**YOUR TASK**. Please copy every line from the following entries in which the word "content" appears.

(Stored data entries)
────────

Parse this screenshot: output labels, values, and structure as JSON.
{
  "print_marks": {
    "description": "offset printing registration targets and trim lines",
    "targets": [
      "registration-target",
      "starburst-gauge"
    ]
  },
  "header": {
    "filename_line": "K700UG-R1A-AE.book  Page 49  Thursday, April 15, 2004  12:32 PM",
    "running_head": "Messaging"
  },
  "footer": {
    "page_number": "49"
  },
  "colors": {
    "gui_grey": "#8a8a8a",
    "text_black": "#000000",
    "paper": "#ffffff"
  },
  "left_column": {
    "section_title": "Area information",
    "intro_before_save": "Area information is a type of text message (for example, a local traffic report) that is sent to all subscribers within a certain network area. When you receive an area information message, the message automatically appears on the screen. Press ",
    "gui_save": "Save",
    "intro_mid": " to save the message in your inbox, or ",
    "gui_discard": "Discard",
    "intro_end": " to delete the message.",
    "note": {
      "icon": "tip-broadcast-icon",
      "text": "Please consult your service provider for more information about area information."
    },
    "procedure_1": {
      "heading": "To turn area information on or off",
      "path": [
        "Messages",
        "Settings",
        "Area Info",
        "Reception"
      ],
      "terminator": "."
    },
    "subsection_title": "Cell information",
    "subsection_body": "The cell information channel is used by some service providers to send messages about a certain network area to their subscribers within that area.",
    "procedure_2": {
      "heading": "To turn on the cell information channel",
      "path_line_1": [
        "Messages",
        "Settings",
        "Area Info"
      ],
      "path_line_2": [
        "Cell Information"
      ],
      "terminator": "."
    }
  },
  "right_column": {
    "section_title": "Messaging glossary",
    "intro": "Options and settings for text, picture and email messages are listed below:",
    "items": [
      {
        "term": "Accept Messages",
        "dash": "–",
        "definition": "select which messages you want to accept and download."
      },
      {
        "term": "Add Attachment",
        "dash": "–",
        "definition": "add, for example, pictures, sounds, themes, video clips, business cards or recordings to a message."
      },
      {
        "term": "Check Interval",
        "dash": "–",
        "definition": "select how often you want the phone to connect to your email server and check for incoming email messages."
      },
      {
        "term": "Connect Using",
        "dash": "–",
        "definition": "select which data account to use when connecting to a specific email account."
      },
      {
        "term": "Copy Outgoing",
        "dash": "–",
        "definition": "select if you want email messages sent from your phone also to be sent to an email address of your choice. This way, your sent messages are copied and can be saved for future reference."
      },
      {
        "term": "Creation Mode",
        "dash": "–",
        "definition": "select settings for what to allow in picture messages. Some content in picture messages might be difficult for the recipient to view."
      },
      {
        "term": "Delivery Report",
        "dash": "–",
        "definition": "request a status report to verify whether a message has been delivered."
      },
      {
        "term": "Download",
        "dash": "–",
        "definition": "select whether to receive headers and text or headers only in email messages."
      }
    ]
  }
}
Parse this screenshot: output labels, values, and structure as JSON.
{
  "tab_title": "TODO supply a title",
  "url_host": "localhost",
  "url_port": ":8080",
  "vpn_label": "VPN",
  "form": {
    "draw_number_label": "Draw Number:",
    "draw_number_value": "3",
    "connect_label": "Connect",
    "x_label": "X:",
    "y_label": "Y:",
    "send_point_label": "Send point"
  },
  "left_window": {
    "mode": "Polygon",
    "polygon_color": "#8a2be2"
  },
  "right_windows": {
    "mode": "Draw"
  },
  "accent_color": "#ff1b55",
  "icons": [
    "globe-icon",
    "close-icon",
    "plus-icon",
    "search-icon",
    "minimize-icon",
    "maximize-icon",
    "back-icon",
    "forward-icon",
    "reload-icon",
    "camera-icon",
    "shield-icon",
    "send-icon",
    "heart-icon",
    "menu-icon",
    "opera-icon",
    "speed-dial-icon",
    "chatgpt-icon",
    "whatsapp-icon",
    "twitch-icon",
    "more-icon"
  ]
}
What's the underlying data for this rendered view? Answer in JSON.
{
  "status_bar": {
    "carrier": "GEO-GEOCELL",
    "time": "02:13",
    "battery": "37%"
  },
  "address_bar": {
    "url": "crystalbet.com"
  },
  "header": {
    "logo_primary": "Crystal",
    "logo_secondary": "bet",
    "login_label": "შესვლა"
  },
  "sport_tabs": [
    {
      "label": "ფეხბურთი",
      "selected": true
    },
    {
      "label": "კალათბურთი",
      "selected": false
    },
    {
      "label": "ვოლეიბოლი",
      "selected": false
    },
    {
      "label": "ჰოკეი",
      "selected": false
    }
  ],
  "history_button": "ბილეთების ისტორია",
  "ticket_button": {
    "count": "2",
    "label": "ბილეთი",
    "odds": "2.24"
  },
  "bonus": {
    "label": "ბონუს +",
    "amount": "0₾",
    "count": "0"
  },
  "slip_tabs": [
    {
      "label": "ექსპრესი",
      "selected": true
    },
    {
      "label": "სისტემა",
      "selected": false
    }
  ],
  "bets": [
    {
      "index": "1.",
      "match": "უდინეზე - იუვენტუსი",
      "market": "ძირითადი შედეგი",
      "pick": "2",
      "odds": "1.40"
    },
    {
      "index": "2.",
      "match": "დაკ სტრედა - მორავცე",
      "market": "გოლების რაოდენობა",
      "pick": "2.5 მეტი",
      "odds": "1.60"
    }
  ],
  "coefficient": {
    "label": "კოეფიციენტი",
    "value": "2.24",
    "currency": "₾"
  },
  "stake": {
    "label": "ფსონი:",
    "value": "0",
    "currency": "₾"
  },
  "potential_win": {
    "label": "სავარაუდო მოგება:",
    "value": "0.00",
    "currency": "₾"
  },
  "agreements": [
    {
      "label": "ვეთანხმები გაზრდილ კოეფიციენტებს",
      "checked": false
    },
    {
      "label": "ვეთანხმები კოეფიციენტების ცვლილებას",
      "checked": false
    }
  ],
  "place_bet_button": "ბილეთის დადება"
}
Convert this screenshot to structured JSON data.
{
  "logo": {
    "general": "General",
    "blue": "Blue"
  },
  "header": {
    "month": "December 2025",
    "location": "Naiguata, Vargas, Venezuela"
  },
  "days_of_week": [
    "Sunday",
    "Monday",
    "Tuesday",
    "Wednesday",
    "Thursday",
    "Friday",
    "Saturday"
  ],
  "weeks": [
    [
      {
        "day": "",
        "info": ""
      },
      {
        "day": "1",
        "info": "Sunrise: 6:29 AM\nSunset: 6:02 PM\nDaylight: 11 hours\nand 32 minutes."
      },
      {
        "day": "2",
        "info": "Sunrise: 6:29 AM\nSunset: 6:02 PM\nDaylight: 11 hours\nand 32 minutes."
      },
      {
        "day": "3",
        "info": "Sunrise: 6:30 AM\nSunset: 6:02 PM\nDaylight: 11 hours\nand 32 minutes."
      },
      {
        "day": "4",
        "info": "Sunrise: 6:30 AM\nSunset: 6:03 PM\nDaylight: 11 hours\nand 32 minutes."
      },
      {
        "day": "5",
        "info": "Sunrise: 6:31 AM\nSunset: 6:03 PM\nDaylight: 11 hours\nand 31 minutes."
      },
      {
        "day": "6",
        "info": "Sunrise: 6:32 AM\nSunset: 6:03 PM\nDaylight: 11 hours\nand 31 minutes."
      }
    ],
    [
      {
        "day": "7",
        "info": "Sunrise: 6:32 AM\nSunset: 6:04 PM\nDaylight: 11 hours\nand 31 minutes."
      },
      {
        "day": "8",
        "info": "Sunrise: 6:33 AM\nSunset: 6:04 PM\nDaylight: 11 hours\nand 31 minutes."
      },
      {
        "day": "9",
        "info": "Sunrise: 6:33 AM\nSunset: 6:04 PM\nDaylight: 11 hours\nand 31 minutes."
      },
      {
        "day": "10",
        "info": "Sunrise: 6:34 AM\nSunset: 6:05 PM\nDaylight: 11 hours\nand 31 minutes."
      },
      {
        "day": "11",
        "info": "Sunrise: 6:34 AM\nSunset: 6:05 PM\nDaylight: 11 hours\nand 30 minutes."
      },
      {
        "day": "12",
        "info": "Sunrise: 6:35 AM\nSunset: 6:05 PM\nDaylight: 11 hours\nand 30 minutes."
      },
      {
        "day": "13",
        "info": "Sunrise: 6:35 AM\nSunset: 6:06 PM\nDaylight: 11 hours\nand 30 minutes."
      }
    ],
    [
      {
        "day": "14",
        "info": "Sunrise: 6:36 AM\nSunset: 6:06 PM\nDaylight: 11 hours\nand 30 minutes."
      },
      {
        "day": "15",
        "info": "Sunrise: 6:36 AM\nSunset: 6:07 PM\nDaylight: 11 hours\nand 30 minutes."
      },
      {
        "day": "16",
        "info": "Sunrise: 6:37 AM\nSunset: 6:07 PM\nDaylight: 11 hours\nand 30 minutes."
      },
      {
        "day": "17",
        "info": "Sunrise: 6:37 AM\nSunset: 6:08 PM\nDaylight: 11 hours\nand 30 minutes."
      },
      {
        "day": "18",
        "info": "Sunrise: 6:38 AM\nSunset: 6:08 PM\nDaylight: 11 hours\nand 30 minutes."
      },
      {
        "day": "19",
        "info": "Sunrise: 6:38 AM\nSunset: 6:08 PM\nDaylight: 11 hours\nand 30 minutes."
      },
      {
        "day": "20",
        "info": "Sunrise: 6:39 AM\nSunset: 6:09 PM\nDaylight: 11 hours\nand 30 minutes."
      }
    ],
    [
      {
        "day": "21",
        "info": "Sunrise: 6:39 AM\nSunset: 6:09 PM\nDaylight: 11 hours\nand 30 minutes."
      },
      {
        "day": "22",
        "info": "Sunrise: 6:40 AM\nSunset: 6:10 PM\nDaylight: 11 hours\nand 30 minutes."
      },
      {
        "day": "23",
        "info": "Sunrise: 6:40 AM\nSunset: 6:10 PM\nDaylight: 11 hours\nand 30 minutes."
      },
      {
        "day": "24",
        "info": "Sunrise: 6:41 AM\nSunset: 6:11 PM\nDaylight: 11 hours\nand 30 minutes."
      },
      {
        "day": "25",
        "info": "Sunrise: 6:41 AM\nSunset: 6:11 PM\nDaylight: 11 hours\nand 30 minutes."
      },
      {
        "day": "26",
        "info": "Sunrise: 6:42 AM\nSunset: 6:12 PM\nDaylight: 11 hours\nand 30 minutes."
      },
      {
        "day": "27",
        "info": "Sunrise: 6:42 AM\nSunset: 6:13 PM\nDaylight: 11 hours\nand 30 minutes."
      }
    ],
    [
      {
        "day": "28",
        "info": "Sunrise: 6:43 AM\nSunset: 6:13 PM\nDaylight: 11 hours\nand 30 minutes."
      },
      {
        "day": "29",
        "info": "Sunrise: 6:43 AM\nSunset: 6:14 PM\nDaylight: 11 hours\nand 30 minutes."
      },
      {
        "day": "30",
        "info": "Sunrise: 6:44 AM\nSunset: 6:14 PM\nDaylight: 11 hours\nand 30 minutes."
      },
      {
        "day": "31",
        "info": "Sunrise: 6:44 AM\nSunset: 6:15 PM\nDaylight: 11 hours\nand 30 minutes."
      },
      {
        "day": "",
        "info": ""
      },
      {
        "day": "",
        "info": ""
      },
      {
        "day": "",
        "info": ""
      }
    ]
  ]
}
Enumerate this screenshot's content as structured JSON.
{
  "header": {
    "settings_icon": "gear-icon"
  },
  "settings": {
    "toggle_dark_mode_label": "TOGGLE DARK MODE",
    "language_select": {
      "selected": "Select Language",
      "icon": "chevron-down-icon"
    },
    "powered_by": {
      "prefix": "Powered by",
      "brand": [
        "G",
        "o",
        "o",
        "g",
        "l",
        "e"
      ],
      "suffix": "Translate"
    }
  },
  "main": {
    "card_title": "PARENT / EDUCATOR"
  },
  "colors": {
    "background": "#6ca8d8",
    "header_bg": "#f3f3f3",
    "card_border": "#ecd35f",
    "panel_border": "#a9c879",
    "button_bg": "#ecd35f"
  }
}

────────

**ANSWER TO THIS TASK**.
        "definition": "select settings for what to allow in picture messages. Some content in picture messages might be difficult for the recipient to view."
Enumerate this screenshot's content as structured JSON.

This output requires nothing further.